The Commentary Digest is an interesting option that allows you to, while perusing the director's cut with the commentary track turned on, access some of Bress and Gruber's notes that provide even more information on whatever specific aspect of the film is being discussed at the time that couldn't be worked into the commentary track itself. You can watch it in sequence or jump straight to specific scene to get details on shot setups, cast and crew information, camera angles, blocking, storyboard info, and more. There's a huge amount of information contained in this feature and it's very cool to see New Line include it here.
A Still Gallery of just under eighty images can also be found in the DVD-Rom features, and it includes all manner of production, advertising, behind the scenes and promotional stills in slide show format.

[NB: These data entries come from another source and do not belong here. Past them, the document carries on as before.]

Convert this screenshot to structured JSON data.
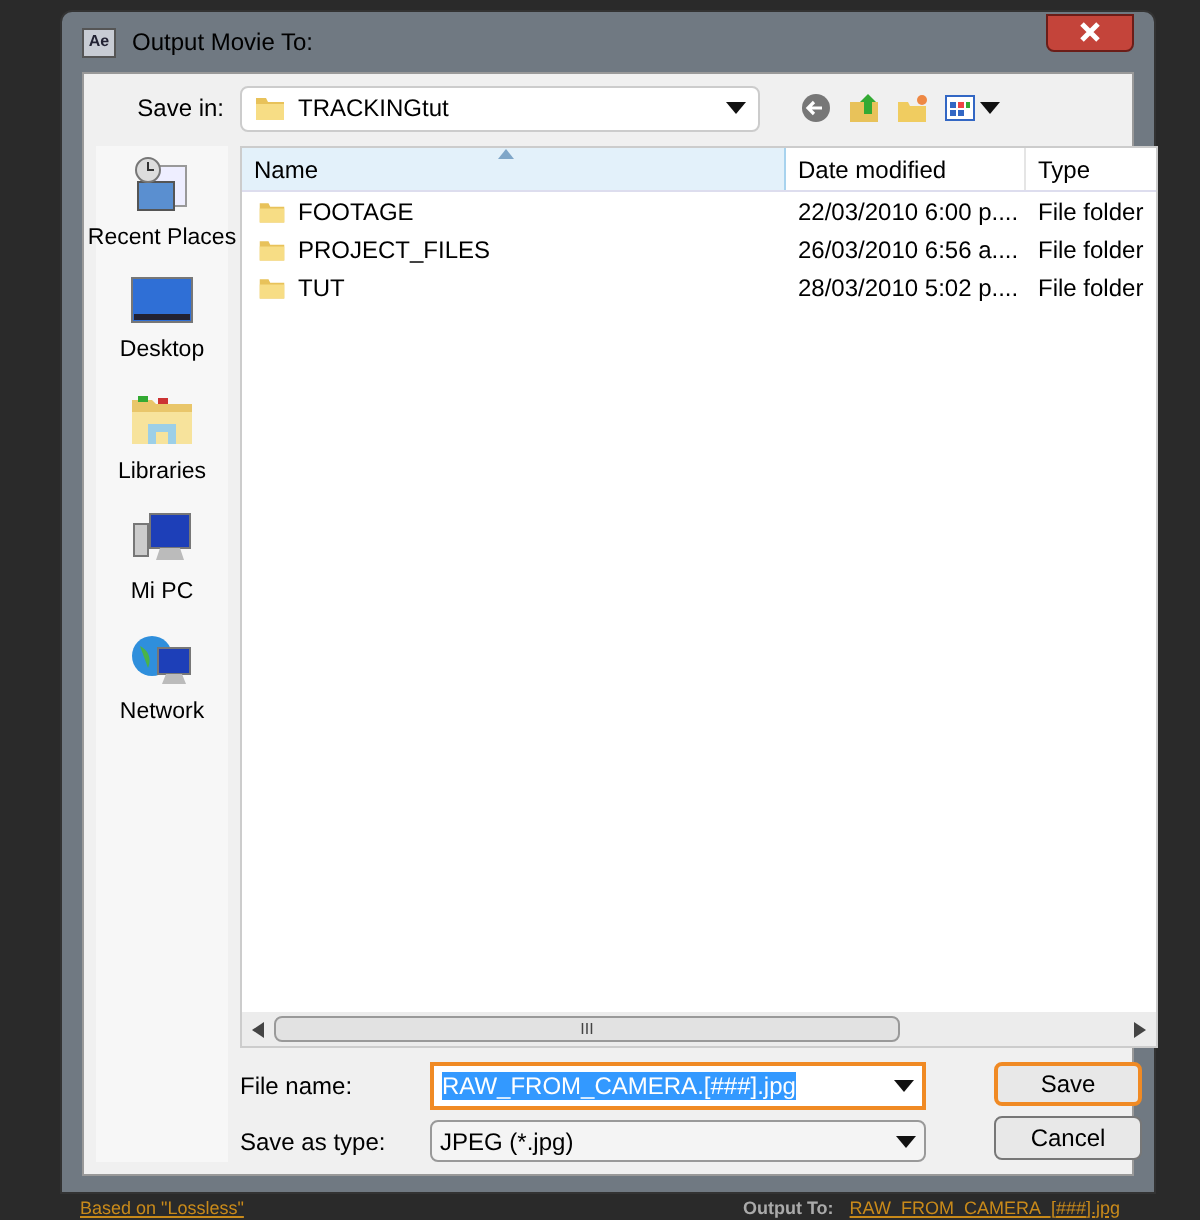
{
  "window": {
    "title": "Output Movie To:",
    "app_icon": "Ae"
  },
  "save_in": {
    "label": "Save in:",
    "value": "TRACKINGtut"
  },
  "sidebar": {
    "items": [
      {
        "label": "Recent Places",
        "kind": "recent"
      },
      {
        "label": "Desktop",
        "kind": "desktop"
      },
      {
        "label": "Libraries",
        "kind": "libraries"
      },
      {
        "label": "Mi PC",
        "kind": "computer"
      },
      {
        "label": "Network",
        "kind": "network"
      }
    ]
  },
  "table": {
    "columns": [
      "Name",
      "Date modified",
      "Type"
    ],
    "rows": [
      {
        "name": "FOOTAGE",
        "date": "22/03/2010 6:00 p....",
        "type": "File folder"
      },
      {
        "name": "PROJECT_FILES",
        "date": "26/03/2010 6:56 a....",
        "type": "File folder"
      },
      {
        "name": "TUT",
        "date": "28/03/2010 5:02 p....",
        "type": "File folder"
      }
    ]
  },
  "scrollbar_grip": "III",
  "file_name": {
    "label": "File name:",
    "value": "RAW_FROM_CAMERA.[###].jpg",
    "highlighted": true
  },
  "save_as_type": {
    "label": "Save as type:",
    "value": "JPEG (*.jpg)"
  },
  "buttons": [
    {
      "label": "Save",
      "highlighted": true
    },
    {
      "label": "Cancel",
      "highlighted": false
    }
  ],
  "background_bar": {
    "based_on": "Based on \"Lossless\"",
    "output_label": "Output To:",
    "output_value": "RAW_FROM_CAMERA_[###].jpg"
  }
}
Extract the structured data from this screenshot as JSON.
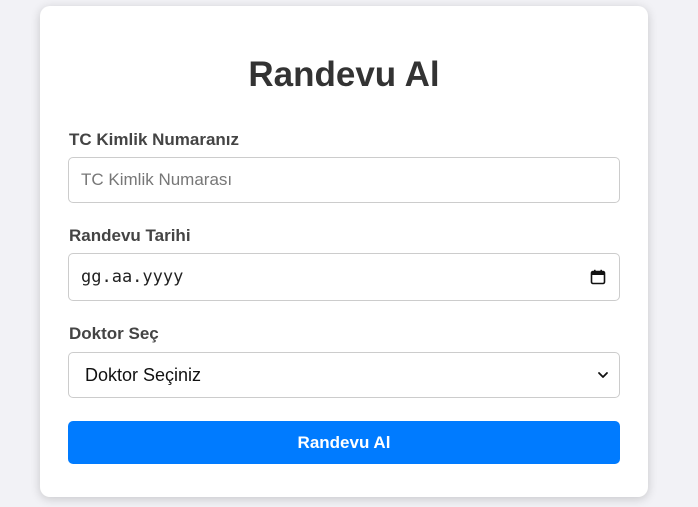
{
  "form": {
    "title": "Randevu Al",
    "tc_label": "TC Kimlik Numaranız",
    "tc_placeholder": "TC Kimlik Numarası",
    "tc_value": "",
    "date_label": "Randevu Tarihi",
    "date_placeholder": "gg.aa.yyyy",
    "doctor_label": "Doktor Seç",
    "doctor_selected": "Doktor Seçiniz",
    "submit_label": "Randevu Al"
  },
  "icons": {
    "date": "calendar-icon",
    "select": "chevron-down-icon"
  },
  "colors": {
    "accent": "#007bff",
    "background": "#f2f2f6",
    "card": "#ffffff",
    "title": "#333333"
  }
}
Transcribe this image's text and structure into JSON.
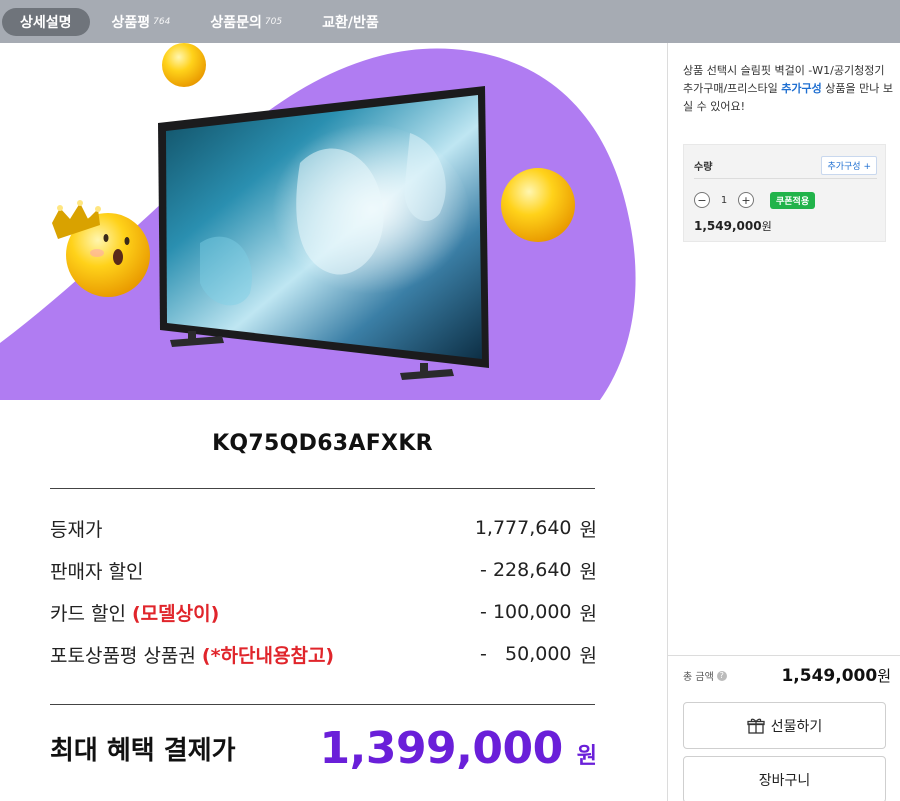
{
  "tabs": [
    {
      "label": "상세설명",
      "count": ""
    },
    {
      "label": "상품평",
      "count": "764"
    },
    {
      "label": "상품문의",
      "count": "705"
    },
    {
      "label": "교환/반품",
      "count": ""
    }
  ],
  "product": {
    "model": "KQ75QD63AFXKR"
  },
  "prices": [
    {
      "label": "등재가",
      "note": "",
      "value": "1,777,640",
      "unit": "원"
    },
    {
      "label": "판매자 할인",
      "note": "",
      "value": "- 228,640",
      "unit": "원"
    },
    {
      "label": "카드 할인 ",
      "note": "(모델상이)",
      "value": "- 100,000",
      "unit": "원"
    },
    {
      "label": "포토상품평 상품권 ",
      "note": "(*하단내용참고)",
      "value": "-   50,000",
      "unit": "원"
    }
  ],
  "final": {
    "label": "최대 혜택 결제가",
    "value": "1,399,000",
    "unit": "원"
  },
  "sidebar": {
    "notice_pre": "상품 선택시 슬림핏 벽걸이 -W1/공기청정기 추가구매/프리스타일 ",
    "notice_link": "추가구성",
    "notice_post": " 상품을 만나 보실 수 있어요!",
    "qty_label": "수량",
    "add_option": "추가구성 +",
    "minus": "−",
    "qty_value": "1",
    "plus": "+",
    "coupon": "쿠폰적용",
    "option_price": "1,549,000",
    "option_unit": "원",
    "total_label": "총 금액",
    "total_info": "?",
    "total_value": "1,549,000",
    "total_unit": "원",
    "gift_button": "선물하기",
    "cart_button": "장바구니"
  },
  "colors": {
    "tab_bar": "#a6abb3",
    "active_tab": "#6f747b",
    "accent_purple": "#6a1fd9",
    "hero_purple": "#b07cf2",
    "red_note": "#e0252b",
    "link_blue": "#1f6fd1",
    "coupon_green": "#21b34a"
  }
}
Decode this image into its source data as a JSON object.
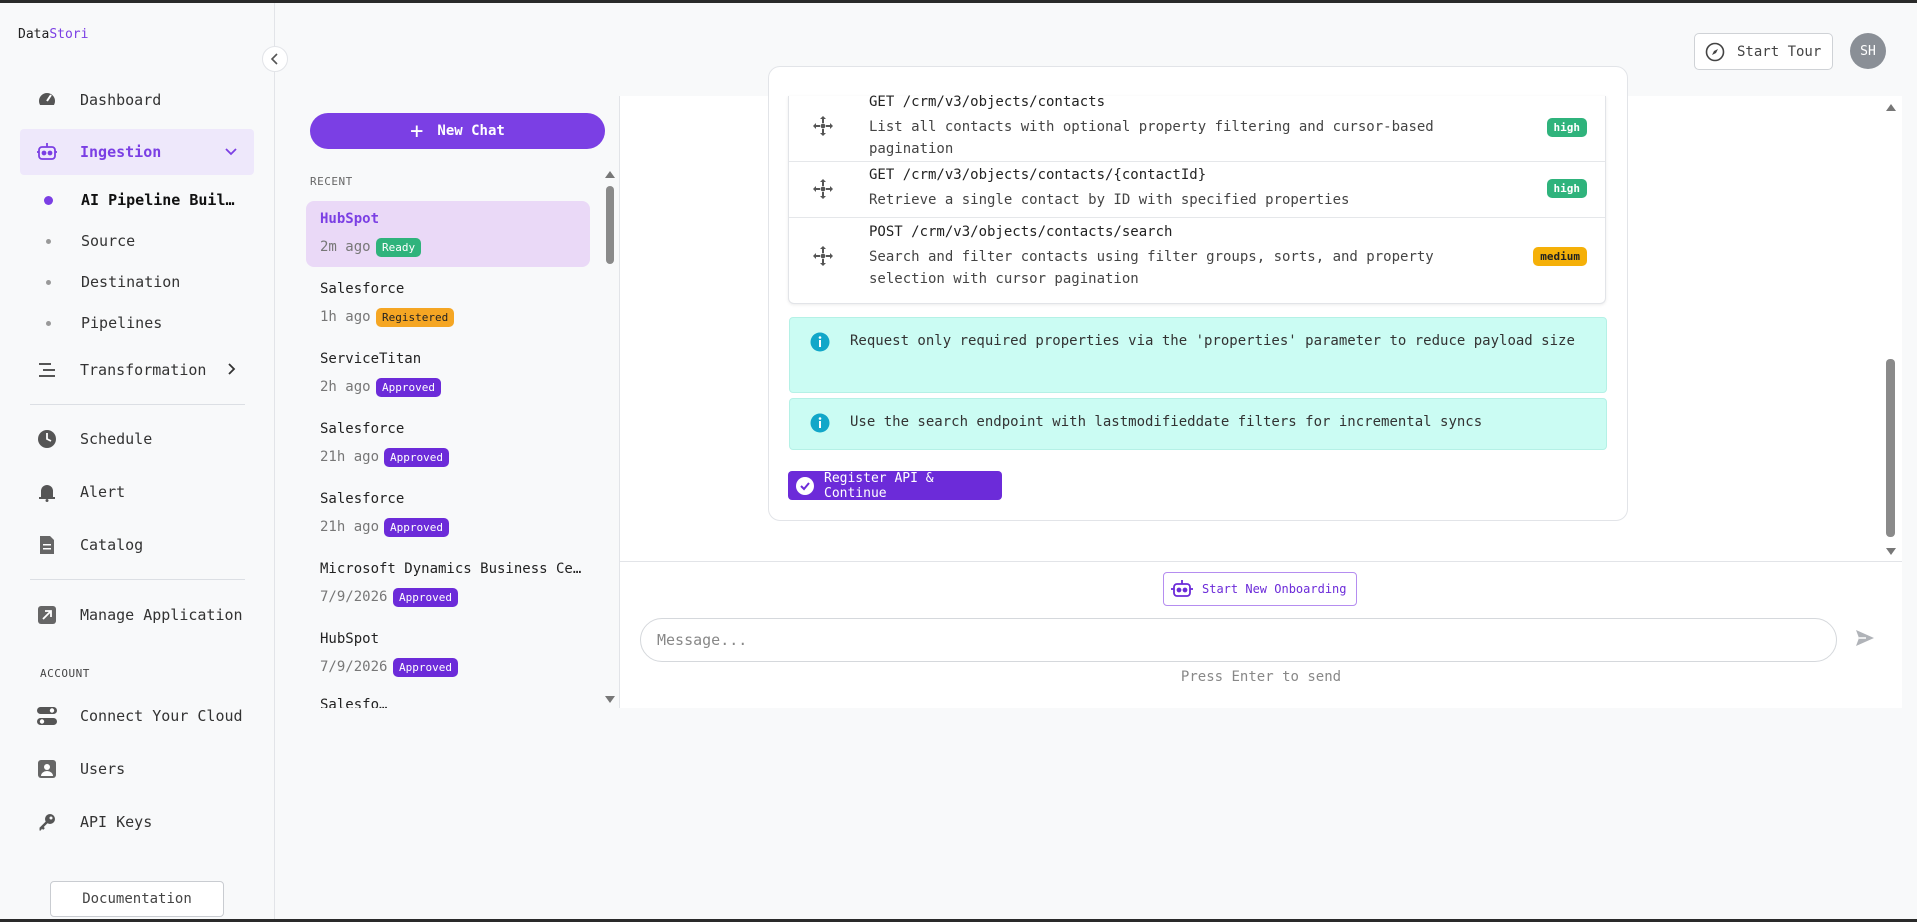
{
  "brand": {
    "part1": "Data",
    "part2": "Stori"
  },
  "sidebar": {
    "items": [
      {
        "label": "Dashboard",
        "icon": "gauge-icon"
      },
      {
        "label": "Ingestion",
        "icon": "robot-icon"
      },
      {
        "label": "Transformation",
        "icon": "transform-icon"
      },
      {
        "label": "Schedule",
        "icon": "clock-icon"
      },
      {
        "label": "Alert",
        "icon": "bell-icon"
      },
      {
        "label": "Catalog",
        "icon": "document-icon"
      },
      {
        "label": "Manage Application",
        "icon": "external-link-icon"
      },
      {
        "label": "Connect Your Cloud",
        "icon": "toggle-icon"
      },
      {
        "label": "Users",
        "icon": "user-icon"
      },
      {
        "label": "API Keys",
        "icon": "key-icon"
      }
    ],
    "sub_items": [
      "AI Pipeline Buil…",
      "Source",
      "Destination",
      "Pipelines"
    ],
    "account_label": "ACCOUNT",
    "documentation": "Documentation"
  },
  "header": {
    "tour": "Start Tour",
    "avatar": "SH"
  },
  "chats": {
    "new_chat": "New Chat",
    "recent_label": "RECENT",
    "items": [
      {
        "name": "HubSpot",
        "time": "2m ago",
        "status": "Ready"
      },
      {
        "name": "Salesforce",
        "time": "1h ago",
        "status": "Registered"
      },
      {
        "name": "ServiceTitan",
        "time": "2h ago",
        "status": "Approved"
      },
      {
        "name": "Salesforce",
        "time": "21h ago",
        "status": "Approved"
      },
      {
        "name": "Salesforce",
        "time": "21h ago",
        "status": "Approved"
      },
      {
        "name": "Microsoft Dynamics Business Cen…",
        "time": "7/9/2026",
        "status": "Approved"
      },
      {
        "name": "HubSpot",
        "time": "7/9/2026",
        "status": "Approved"
      },
      {
        "name": "Salesfo…",
        "time": "",
        "status": ""
      }
    ]
  },
  "endpoints": [
    {
      "method": "GET /crm/v3/objects/contacts",
      "desc": "List all contacts with optional property filtering and cursor-based pagination",
      "priority": "high"
    },
    {
      "method": "GET /crm/v3/objects/contacts/{contactId}",
      "desc": "Retrieve a single contact by ID with specified properties",
      "priority": "high"
    },
    {
      "method": "POST /crm/v3/objects/contacts/search",
      "desc": "Search and filter contacts using filter groups, sorts, and property selection with cursor pagination",
      "priority": "medium"
    }
  ],
  "tips": [
    "Request only required properties via the 'properties' parameter to reduce payload size",
    "Use the search endpoint with lastmodifieddate filters for incremental syncs"
  ],
  "register_button": "Register API & Continue",
  "onboarding_button": "Start New Onboarding",
  "composer": {
    "placeholder": "Message...",
    "hint": "Press Enter to send"
  },
  "colors": {
    "accent": "#7b3fe4",
    "ready": "#2fb37c",
    "registered": "#f5a623",
    "approved": "#6c2bd9",
    "tip_bg": "#cbfcf3"
  }
}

Finally, the Scene Medley option gives you a chance to watch specific scenes in whatever order you want in quick succession. It's an odd little feature but kind of fun to play around with.
I'll admit, The Butterfly Effect took me by surprise. I half expected it to suck horribly and am happy to report that it didn't at all. The movie is well thought out, and although the premise isn't all that new, it gives a few interesting spins on it that make it worth checking out. New Line has done an excellent job on this DVD release with solid extra features and top notch audio and video quality, so it's easy for me to stamp this puppy with a much deserved "Highly Recommended."
Ian lives in NYC with his wife where he writes for DVD Talk, runs Rock! Shock! Pop!. He likes NYC a lot, even if it is expensive and loud.